§ **Action item**
Please repeat the records, word for word and without gaps.

(The data Opens)

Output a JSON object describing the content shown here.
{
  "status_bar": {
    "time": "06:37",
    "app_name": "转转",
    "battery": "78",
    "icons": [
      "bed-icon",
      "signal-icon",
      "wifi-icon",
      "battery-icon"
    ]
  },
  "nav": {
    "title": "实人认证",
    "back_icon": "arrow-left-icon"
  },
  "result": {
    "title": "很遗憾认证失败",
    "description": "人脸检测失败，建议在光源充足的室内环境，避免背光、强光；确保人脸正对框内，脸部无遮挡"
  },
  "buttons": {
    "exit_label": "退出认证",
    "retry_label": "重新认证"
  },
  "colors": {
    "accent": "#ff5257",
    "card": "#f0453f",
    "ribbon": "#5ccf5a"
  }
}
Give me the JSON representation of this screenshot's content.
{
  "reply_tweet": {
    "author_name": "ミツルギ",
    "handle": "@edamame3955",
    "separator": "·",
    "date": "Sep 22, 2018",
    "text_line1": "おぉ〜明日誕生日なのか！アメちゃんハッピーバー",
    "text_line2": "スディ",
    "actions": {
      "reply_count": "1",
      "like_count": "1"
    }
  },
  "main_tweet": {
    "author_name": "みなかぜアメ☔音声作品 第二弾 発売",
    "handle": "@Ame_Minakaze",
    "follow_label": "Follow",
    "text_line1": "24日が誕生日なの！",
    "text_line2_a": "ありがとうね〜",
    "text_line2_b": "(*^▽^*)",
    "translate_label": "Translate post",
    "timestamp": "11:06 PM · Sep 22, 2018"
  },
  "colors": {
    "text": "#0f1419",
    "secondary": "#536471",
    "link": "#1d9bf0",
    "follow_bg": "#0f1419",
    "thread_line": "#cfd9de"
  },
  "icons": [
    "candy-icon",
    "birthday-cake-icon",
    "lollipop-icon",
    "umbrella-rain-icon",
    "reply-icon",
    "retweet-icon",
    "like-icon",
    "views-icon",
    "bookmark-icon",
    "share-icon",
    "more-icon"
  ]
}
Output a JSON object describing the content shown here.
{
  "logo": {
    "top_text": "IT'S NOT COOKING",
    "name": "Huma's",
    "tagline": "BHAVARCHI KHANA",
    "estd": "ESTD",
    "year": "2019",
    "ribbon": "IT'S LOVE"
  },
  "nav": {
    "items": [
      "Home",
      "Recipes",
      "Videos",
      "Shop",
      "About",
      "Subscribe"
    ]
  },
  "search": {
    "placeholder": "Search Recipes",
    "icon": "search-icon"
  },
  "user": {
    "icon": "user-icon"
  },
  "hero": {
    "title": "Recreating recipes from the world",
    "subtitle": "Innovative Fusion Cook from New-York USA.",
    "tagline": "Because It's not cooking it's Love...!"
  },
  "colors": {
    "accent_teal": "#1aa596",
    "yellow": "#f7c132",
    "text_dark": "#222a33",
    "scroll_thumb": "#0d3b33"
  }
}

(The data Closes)

§ **Task response**
Output a JSON object describing the content shown here.
{
  "status_bar": {
    "time": "06:37",
    "app_name": "转转",
    "battery": "78",
    "icons": [
      "bed-icon",
      "signal-icon",
      "wifi-icon",
      "battery-icon"
    ]
  },
  "nav": {
    "title": "实人认证",
    "back_icon": "arrow-left-icon"
  },
  "result": {
    "title": "很遗憾认证失败",
    "description": "人脸检测失败，建议在光源充足的室内环境，避免背光、强光；确保人脸正对框内，脸部无遮挡"
  },
  "buttons": {
    "exit_label": "退出认证",
    "retry_label": "重新认证"
  },
  "colors": {
    "accent": "#ff5257",
    "card": "#f0453f",
    "ribbon": "#5ccf5a"
  }
}
Give me the JSON representation of this screenshot's content.
{
  "reply_tweet": {
    "author_name": "ミツルギ",
    "handle": "@edamame3955",
    "separator": "·",
    "date": "Sep 22, 2018",
    "text_line1": "おぉ〜明日誕生日なのか！アメちゃんハッピーバー",
    "text_line2": "スディ",
    "actions": {
      "reply_count": "1",
      "like_count": "1"
    }
  },
  "main_tweet": {
    "author_name": "みなかぜアメ☔音声作品 第二弾 発売",
    "handle": "@Ame_Minakaze",
    "follow_label": "Follow",
    "text_line1": "24日が誕生日なの！",
    "text_line2_a": "ありがとうね〜",
    "text_line2_b": "(*^▽^*)",
    "translate_label": "Translate post",
    "timestamp": "11:06 PM · Sep 22, 2018"
  },
  "colors": {
    "text": "#0f1419",
    "secondary": "#536471",
    "link": "#1d9bf0",
    "follow_bg": "#0f1419",
    "thread_line": "#cfd9de"
  },
  "icons": [
    "candy-icon",
    "birthday-cake-icon",
    "lollipop-icon",
    "umbrella-rain-icon",
    "reply-icon",
    "retweet-icon",
    "like-icon",
    "views-icon",
    "bookmark-icon",
    "share-icon",
    "more-icon"
  ]
}
Output a JSON object describing the content shown here.
{
  "logo": {
    "top_text": "IT'S NOT COOKING",
    "name": "Huma's",
    "tagline": "BHAVARCHI KHANA",
    "estd": "ESTD",
    "year": "2019",
    "ribbon": "IT'S LOVE"
  },
  "nav": {
    "items": [
      "Home",
      "Recipes",
      "Videos",
      "Shop",
      "About",
      "Subscribe"
    ]
  },
  "search": {
    "placeholder": "Search Recipes",
    "icon": "search-icon"
  },
  "user": {
    "icon": "user-icon"
  },
  "hero": {
    "title": "Recreating recipes from the world",
    "subtitle": "Innovative Fusion Cook from New-York USA.",
    "tagline": "Because It's not cooking it's Love...!"
  },
  "colors": {
    "accent_teal": "#1aa596",
    "yellow": "#f7c132",
    "text_dark": "#222a33",
    "scroll_thumb": "#0d3b33"
  }
}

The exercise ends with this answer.